How fair is Britain?
By Diane Cooke
Britain is a country increasingly at ease with its diversity, proud of its heritage of ‘fair play’, and supportive of the ideals of equality and human rights. So says the Equality and Human Rights Commision's 'How Fair is Britain?' report published last year.
In simple terms, Britain has become a fairer place because: Black Caribbean and Bangladeshi pupils have begun to catch up with the average performance at GCSE. • The gender pay gap has narrowed considerably since the Equal Pay Act 1970 came into force in 1975. • The criminal justice system now recognises different forms of hate crime and has begun to provide more appropriate support to people who experience it.
However, particular groups, including gypsies and travellers and some types of migrants, are still likely to encounter negative attitudes. Although mainstream attitudes towards other groups may have improved, many people experience instances of prejudice. And some groups of people are on average much more likely than others to fare badly in education, in work, and in public life. In other words, there is a gap between what we think society should be, and what it actually is; between ideal and reality, between our aspirations and our attainments.
To make matters worse, the current economic and social crises threaten to widen some equality gaps that might have closed in better times. And finally, without corrective action longer term trends, such as technological and demographic changes are likely to entrench new forms of inequality.
Last October, Theresa May promised a fairer Britain.
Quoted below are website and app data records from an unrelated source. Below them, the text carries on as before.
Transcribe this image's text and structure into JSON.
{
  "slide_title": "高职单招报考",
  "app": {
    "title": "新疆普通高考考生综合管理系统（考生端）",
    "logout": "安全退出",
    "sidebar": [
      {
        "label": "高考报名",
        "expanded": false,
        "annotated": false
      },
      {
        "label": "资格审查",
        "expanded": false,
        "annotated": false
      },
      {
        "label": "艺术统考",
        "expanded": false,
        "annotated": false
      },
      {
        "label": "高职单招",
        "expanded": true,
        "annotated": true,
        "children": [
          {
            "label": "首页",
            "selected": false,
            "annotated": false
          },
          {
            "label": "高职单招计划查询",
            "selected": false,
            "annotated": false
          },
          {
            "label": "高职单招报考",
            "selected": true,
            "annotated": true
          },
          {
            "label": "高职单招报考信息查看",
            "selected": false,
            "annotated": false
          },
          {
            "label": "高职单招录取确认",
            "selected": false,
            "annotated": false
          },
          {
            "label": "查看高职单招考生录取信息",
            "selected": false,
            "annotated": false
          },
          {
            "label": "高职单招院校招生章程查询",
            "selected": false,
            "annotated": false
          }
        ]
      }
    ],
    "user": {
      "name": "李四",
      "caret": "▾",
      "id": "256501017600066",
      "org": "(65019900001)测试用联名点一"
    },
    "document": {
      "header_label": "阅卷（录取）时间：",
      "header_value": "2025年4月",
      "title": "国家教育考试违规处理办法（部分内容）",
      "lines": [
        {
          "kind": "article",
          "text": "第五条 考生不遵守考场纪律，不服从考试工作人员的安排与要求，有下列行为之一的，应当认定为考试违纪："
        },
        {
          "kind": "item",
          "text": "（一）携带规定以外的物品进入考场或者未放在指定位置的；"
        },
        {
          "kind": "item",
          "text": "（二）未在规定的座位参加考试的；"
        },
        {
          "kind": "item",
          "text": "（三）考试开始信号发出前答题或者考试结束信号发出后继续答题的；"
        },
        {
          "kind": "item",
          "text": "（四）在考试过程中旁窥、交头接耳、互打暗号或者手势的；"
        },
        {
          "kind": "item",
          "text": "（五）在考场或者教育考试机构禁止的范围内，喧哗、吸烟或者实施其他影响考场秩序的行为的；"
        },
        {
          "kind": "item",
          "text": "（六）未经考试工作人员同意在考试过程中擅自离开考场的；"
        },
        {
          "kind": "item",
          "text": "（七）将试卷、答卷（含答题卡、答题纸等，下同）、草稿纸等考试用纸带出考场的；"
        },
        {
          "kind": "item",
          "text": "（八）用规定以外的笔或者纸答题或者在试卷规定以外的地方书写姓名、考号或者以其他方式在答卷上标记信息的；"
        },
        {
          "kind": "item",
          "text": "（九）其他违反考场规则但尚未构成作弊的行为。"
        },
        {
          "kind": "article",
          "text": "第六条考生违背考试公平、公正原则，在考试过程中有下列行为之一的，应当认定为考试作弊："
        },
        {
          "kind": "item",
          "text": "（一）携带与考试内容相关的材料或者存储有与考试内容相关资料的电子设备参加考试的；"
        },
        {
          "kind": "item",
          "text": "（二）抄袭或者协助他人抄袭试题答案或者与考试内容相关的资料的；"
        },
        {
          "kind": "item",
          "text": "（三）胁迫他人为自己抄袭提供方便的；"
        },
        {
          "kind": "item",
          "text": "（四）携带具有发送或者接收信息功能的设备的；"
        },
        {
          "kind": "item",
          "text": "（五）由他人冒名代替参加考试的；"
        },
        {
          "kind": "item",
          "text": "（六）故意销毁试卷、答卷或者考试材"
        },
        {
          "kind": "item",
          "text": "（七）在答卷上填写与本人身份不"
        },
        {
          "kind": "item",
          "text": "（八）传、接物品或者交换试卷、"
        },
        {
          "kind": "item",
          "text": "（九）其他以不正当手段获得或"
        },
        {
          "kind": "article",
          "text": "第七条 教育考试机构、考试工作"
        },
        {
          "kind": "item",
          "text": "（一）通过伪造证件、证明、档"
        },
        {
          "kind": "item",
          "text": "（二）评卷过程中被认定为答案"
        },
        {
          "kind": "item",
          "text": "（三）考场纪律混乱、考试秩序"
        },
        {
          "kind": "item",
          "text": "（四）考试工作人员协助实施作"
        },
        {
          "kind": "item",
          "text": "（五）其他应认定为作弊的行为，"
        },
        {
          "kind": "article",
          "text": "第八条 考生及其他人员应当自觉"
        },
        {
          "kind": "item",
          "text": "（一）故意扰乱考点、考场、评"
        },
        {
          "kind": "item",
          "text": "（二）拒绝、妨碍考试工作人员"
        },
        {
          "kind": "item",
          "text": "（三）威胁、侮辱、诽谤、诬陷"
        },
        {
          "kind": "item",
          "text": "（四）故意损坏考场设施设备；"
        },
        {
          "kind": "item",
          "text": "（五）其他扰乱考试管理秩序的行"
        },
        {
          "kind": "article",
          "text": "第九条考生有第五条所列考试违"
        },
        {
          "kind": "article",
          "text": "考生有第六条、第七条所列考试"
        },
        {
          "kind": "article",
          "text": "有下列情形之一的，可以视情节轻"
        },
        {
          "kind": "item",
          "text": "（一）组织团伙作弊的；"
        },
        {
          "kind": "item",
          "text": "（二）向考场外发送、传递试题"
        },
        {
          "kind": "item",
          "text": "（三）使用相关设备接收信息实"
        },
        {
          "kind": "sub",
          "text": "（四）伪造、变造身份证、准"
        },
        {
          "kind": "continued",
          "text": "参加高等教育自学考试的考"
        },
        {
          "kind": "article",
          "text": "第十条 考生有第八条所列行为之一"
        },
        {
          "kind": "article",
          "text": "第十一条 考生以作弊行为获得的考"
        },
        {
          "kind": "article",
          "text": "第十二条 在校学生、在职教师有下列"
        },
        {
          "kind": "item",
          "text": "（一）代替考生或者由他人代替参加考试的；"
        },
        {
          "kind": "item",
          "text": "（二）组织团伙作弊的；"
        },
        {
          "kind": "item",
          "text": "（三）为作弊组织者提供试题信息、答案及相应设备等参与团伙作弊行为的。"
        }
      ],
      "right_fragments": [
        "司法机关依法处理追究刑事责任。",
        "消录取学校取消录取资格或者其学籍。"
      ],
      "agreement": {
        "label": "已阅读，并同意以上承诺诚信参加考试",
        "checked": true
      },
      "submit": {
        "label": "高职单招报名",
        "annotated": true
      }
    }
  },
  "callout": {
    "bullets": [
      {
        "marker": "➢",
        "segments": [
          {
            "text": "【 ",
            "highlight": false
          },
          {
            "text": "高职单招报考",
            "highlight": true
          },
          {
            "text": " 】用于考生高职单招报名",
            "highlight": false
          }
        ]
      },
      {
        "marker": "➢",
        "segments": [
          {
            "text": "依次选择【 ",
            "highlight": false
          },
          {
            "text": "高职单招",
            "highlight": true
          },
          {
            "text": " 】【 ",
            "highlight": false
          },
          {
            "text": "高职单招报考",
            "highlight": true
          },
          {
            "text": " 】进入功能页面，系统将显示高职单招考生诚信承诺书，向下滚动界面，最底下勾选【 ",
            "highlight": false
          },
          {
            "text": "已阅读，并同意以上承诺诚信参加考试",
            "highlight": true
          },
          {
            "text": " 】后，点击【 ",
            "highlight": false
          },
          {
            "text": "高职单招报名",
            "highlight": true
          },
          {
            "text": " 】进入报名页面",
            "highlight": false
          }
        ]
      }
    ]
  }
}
She said the Conservatives would use the power of government to "restore fairness" in Britain and spread prosperity more widely.
The prime minister told the party's conference the UK must change after the "quiet revolution" of the Brexit vote, urging people to "seize the day".
Labour were now seen as the "nasty party" and only the Tories would "stand up for the weak... up to the powerful".
The state should be a "force for good" to help working people, she argued.
Except that hasn't happened and this week the team charged with making Britain fairer walked out en masse because the task was impossible to achieve.
Alan Milburn, a former Labour cabinet minister and close ally of Tony Blair, resigned as chairman of the Social Mobility Commission, along with his Conservative deputy, former cabinet minister Gillian Shephard.
In his resignation letter, he claimed dealing with Brexit meant the British government "does not seem to have the necessary bandwidth to ensure the rhetoric of healing social division is matched with the reality".
He adds: "I have little hope of the current Government making the progress I believe is necessary to bring about a fairer Britain.
"It seems unable to commit to the future of the commission as an independent body or to give due priority to the social mobility challenge facing our nation."
In the Labour party's manifesto, Jeremy Corbyn vowed to address the deep division between the haves and have nots. He said that the party would work to lift millions out of poverty by imposing a minimum wage of £10 per hour by 2020.
He added that the party would scrap university tuition fees and guarantee the triple lock to protect pensions.
“Whatever your age or situation, people are under pressure, struggling to make ends meet. Our manifesto is for you," he said.